Restaurateur ranking: 3
Chris Corbin and Jeremy King - Snapshot
Chris Corbin and Jeremy King have been the driving force behind some of London’s best-loved restaurants for more than 20 years. They propelled the historic Le Caprice, the Ivy and J Sheekey restaurants back into the limelight before taking on the Wolseley and opening their own restaurant, St Alban. Since St Alban’s landlord sold the property in 2009, the pair has been concentrating on new projects, including a restaurant on top of the proposed Bishopsgate Tower development in the City of London and an 85-bedroom boutique hotel in Mayfair.
Chris Corbin and Jeremy King - Career guide
Chris Corbin first came to prominence as manager of the French-influenced Langan’s Brasserie in London, while Jeremy King was maître d’ at the US-style Joe Allen restaurant.
They attained legendary status with Caprice Holdings, which bought Le Caprice in 1981, the Ivy in 1990 and seafood restaurant J Sheekey in 1997, before selling in 1998.
Corbin and King stayed on as directors of Caprice Holdings until 2002. The following September their new company, CLK Restaurants (now Rex Restaurant Associates), opened the Wolseley with Chris Galvin as executive chef.
In 2006 Corbin and King opened 130-seat restaurant St Alban on London's Lower Regent Street, with Francesco Mazzei as head chef. The restaurant closed on Christmas Eve 2009 after the landlord decided to sell the premises to new owners who wanted to use it for a different purpose.
In 2009 Corbin and King joined forces with Graydon Carter, editor of Vanity Fair, to reopen the Monkey Bar in the Elysée hotel, New York.
In April 2010 the duo’s new division, Corbin & King Hotels, and Grosvenor West End Properties lodged a planning permission for a new 85-bedroom hotel in London.
Corbin and King are also planning to launch a new restaurant in London in 2012 on top of the proposed Bishopsgate Tower development in the City of London.
Chris Corbin and Jeremy King - What we think
Despite their determinedly low profile, Chris Corbin and Jeremy King practically created the celebrity-haunt diner. With Caprice Holdings, they took three restaurants that had fallen on hard times since being set up between 1896 and 1945 and made them the epitome of discreet, sophisticated elegance.
Le Caprice inspired scores of London restaurants with its combination of French and American influences.
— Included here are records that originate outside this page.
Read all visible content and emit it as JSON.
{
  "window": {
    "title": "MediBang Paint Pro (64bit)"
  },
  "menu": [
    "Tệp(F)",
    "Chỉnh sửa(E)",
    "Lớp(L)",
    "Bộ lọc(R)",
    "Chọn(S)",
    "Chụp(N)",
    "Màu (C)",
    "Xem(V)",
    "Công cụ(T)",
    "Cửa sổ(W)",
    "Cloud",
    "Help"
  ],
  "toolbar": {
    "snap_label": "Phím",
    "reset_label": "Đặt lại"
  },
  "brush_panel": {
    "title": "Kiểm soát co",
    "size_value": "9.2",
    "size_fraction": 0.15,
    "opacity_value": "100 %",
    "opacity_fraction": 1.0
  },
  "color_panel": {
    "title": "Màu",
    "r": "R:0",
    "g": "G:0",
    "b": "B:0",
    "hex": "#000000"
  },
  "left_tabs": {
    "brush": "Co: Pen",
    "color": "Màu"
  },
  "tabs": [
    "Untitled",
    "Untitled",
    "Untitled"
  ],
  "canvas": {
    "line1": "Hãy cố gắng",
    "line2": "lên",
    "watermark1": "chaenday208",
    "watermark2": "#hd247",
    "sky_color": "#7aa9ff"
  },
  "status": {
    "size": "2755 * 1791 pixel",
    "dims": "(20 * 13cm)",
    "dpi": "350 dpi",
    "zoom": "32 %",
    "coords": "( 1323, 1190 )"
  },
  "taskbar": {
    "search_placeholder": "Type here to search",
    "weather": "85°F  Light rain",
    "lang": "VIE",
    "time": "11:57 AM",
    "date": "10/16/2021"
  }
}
Yet it was their next buy, the Ivy, that was to become the pinnacle of the Caprice empire. Readers of Harden’s London Restaurants voted it their favourite restaurant for nine consecutive years starting in 1997, when it toppled Le Caprice from the top slot.
The dynamic duo were praised as “complete” and “hands-on” restaurateurs with an almost nit-picking attention to detail when they won the Catey for Independent Restaurateur of the Year in 1993.
With the Wolseley the pair aimed to create an all-day café-brasserie in the grand European style, serving snacks as well as three-course meals. It has proved to be a runaway success, with annual sales topping £10m in 2007. The restaurant has also won a number of accolades, including Restaurant of the Year from Harpers & Moët and London Restaurant of the Year from Time Out and the AA. It regularly makes the favourite lists in the Harden's guide, most recently picking up Best London Restaurant for Business in the 2010 guide.
While St Alban did not hit the heights of their previous efforts and ended up closing after three years due to issues out of Corbin and King’s control – a change of property owner – you will find few people in the industry prepared to bet that the duo’s next two projects will not be a success.
They are set to fulfil a long-held ambition to open a hotel in Mayfair, after lodging a planning application with the City of Westminster Council for a new 85-bedroom hotel incorporating a 125-seat restaurant, 65-seat lobby bar, spa, gym and small rear garden terrace.
The latest restaurant project, meanwhile, will see Corbin and King taking over a 13,000sq ft site on levels 58-63 of the 288m Bishopsgate Tower development, also known as the Pinnacle.
Corbin provided an insight into the pair’s approach to creating restaurants when giving a rare interview to the Guardian in 2008.
"There's a collective experience, isn't there, going on in a restaurant, which is a unique moment. It will never happen again - you will never have that food again, you will never be sitting next to the same people again,” he said.
“The same staff won't be serving you again - it's an absolutely one-off moment. Almost, pretentiously, it's a piece of art, in that respect. And it was getting people to understand that excitement - how you sit people at a table, the way the angle of a chair works so that people can have a view of certain parts of the room - the sort of science behind positioning people, building a menu."
Chris Corbin and Jeremy King - Further information